A car screeches to an abrupt halt. It is on the wrong side of a narrow road. The bus driver on the opposite side of the road, a few feet away makes it obvious. If the headlight flicked to signal is not enough, the serious “it’s my right of way” look says it all.
The side of the road, where the car should be, is bad. What could have developed as a pothole has eaten into the road developing a deep drop making it difficult for small cars. Drivers, even of bigger cars, try to avoid it by getting on the good side of the road. The car apologetically reverses to make way. There’s no space behind him as a line of cars crowd his tail. One honks to warn of the shortage of space. It takes a few minutes to manoeuvre out of the jam.
This is a scene every morning rush hour near the fuel station at Babesa. Known only to those who ply the stretch that links the road from the Olakha workshop to the expressway, the condition of the road had been in this state for more than a year. A Good Samaritan tried to repair it by filling it with soil, but the intention has gone awry. The water that flows alongside the road without proper drainage had made it sludgy.
The traffic jam, confusion and inconvenience for those rushing to work gets worse when heavy vehicles, many who take the route to join the old highway in Semtokha, are involved. Quite often, trailers and heavy earth moving machines join the melée, says a regular user. The road, if on the blind side of the authorities, has a sharp turn and is accident prone. It is busy but without traffic policemen to control the flow of vehicles.

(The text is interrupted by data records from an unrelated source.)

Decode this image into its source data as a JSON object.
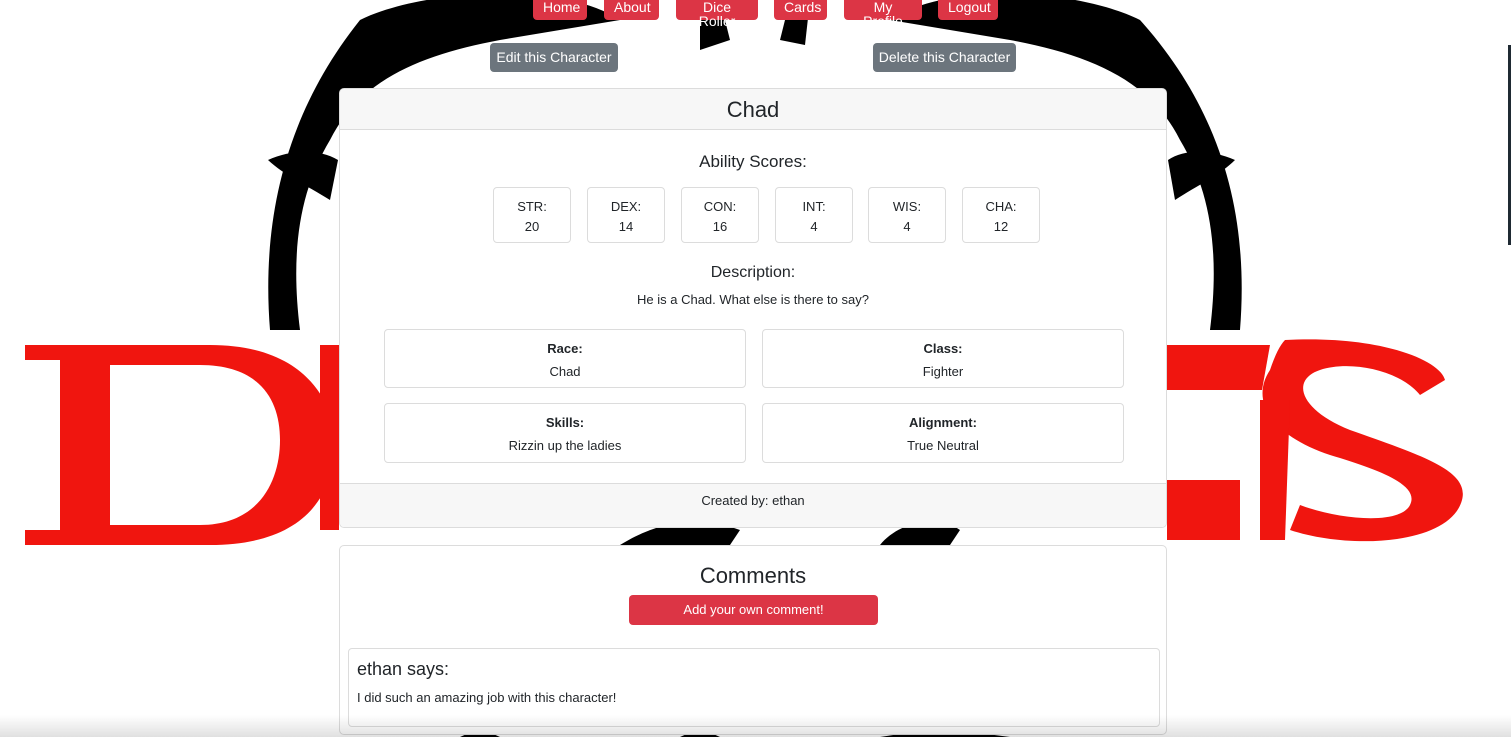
{
  "nav": {
    "home": "Home",
    "about": "About",
    "dice_roller": "Dice Roller",
    "cards": "Cards",
    "my_profile": "My Profile",
    "logout": "Logout"
  },
  "actions": {
    "edit": "Edit this Character",
    "delete": "Delete this Character"
  },
  "character": {
    "name": "Chad",
    "ability_title": "Ability Scores:",
    "abilities": [
      {
        "label": "STR:",
        "value": "20"
      },
      {
        "label": "DEX:",
        "value": "14"
      },
      {
        "label": "CON:",
        "value": "16"
      },
      {
        "label": "INT:",
        "value": "4"
      },
      {
        "label": "WIS:",
        "value": "4"
      },
      {
        "label": "CHA:",
        "value": "12"
      }
    ],
    "description_title": "Description:",
    "description": "He is a Chad. What else is there to say?",
    "race_label": "Race:",
    "race": "Chad",
    "class_label": "Class:",
    "class": "Fighter",
    "skills_label": "Skills:",
    "skills": "Rizzin up the ladies",
    "alignment_label": "Alignment:",
    "alignment": "True Neutral",
    "created_by": "Created by: ethan"
  },
  "comments": {
    "title": "Comments",
    "add_button": "Add your own comment!",
    "items": [
      {
        "author": "ethan says:",
        "text": "I did such an amazing job with this character!"
      }
    ]
  },
  "colors": {
    "accent": "#dc3545",
    "secondary": "#6c757d",
    "logo_red": "#f0150f",
    "logo_black": "#000000"
  }
}
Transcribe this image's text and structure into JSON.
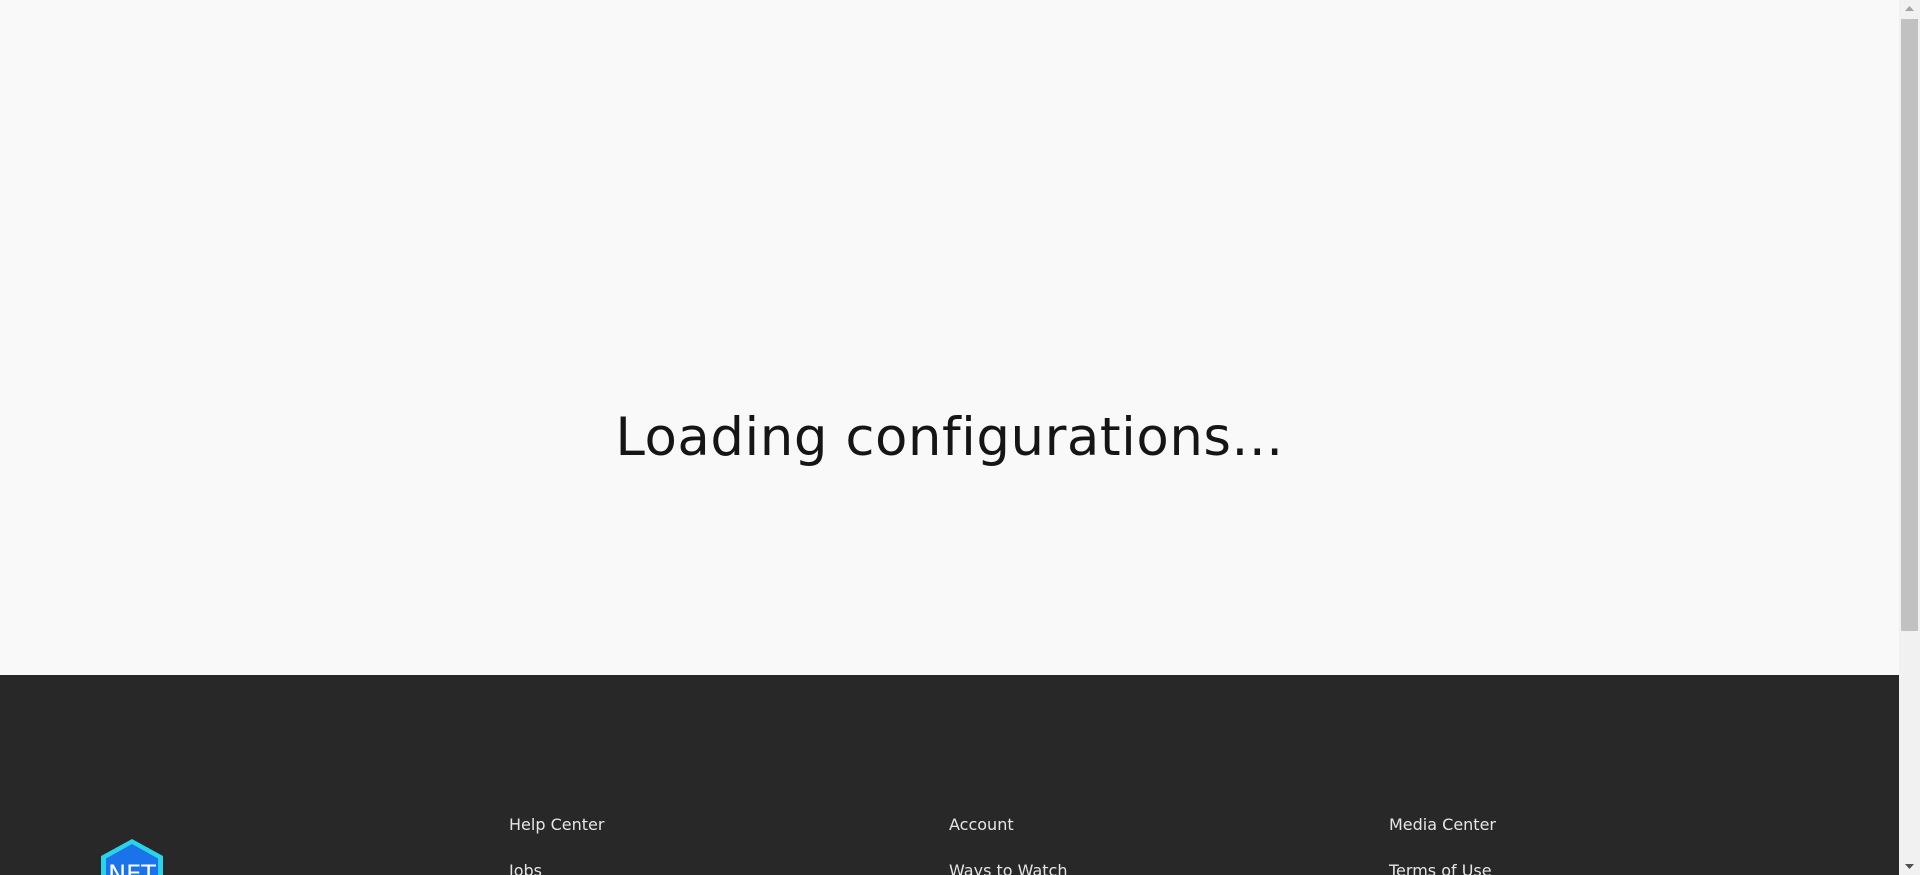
{
  "loading": {
    "message": "Loading configurations..."
  },
  "footer": {
    "logo": {
      "text": "NET",
      "icon": "hexagon-logo-icon",
      "colors": {
        "fill": "#1a73e8",
        "border": "#29d3e8"
      }
    },
    "columns": [
      {
        "links": [
          "Help Center",
          "Jobs"
        ]
      },
      {
        "links": [
          "Account",
          "Ways to Watch"
        ]
      },
      {
        "links": [
          "Media Center",
          "Terms of Use"
        ]
      }
    ],
    "background": "#282828"
  },
  "scrollbar": {
    "up_icon": "scroll-up-arrow-icon",
    "down_icon": "scroll-down-arrow-icon"
  }
}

At one end of the stretch is a building near completion belonging to the elected representative from Babesa. The tshogpa, Namgay Tshering, said the thromde wanted to repair the road and widen it in 2020 but because of a land dispute, the thromde could not do it.
Until the dispute is resolved, motorists will have to make do with rushing for the good side of the road and eye-balling each other when the rush gets to one’s nerves.